§ **Input data**

•••••

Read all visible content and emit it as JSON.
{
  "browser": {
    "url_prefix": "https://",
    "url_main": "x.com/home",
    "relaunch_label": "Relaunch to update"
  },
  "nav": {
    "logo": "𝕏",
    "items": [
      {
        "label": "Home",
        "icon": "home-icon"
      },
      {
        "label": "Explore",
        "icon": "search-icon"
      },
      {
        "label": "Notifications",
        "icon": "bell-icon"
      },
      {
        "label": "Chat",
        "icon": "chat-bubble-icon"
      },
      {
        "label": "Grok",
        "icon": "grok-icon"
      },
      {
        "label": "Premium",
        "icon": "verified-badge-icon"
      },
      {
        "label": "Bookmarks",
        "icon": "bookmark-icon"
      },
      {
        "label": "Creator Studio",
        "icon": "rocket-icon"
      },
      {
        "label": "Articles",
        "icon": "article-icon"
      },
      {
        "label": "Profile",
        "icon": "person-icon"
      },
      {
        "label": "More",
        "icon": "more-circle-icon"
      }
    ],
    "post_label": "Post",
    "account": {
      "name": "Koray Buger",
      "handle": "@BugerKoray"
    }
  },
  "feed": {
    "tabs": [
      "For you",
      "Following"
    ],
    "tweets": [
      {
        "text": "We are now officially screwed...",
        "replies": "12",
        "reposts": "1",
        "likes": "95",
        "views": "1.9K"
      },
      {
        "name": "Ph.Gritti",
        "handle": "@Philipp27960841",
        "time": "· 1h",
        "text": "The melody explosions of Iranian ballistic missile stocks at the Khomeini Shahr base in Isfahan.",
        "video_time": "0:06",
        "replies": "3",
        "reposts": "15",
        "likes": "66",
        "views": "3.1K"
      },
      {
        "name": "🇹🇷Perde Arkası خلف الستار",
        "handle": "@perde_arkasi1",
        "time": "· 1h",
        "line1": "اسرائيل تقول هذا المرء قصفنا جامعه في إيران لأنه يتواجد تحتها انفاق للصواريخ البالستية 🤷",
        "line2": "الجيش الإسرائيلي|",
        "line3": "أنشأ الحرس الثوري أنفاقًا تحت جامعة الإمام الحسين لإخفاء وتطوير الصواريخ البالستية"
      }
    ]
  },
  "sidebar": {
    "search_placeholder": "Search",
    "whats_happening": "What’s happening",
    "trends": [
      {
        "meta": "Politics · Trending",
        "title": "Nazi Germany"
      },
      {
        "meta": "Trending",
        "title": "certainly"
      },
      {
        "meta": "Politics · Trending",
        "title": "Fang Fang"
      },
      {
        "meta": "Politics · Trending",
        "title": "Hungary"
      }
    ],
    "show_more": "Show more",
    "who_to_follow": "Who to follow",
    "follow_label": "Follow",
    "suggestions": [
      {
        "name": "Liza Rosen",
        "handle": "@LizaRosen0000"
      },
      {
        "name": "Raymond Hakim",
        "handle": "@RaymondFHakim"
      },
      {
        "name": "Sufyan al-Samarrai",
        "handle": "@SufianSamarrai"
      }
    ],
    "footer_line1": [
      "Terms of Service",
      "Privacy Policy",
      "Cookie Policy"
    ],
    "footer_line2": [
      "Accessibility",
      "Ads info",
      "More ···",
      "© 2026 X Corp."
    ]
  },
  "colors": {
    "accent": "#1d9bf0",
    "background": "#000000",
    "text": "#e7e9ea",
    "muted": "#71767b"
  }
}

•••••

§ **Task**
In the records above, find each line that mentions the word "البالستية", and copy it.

§ **Reply to the exercise**
        "line1": "اسرائيل تقول هذا المرء قصفنا جامعه في إيران لأنه يتواجد تحتها انفاق للصواريخ البالستية 🤷",
        "line3": "أنشأ الحرس الثوري أنفاقًا تحت جامعة الإمام الحسين لإخفاء وتطوير الصواريخ البالستية"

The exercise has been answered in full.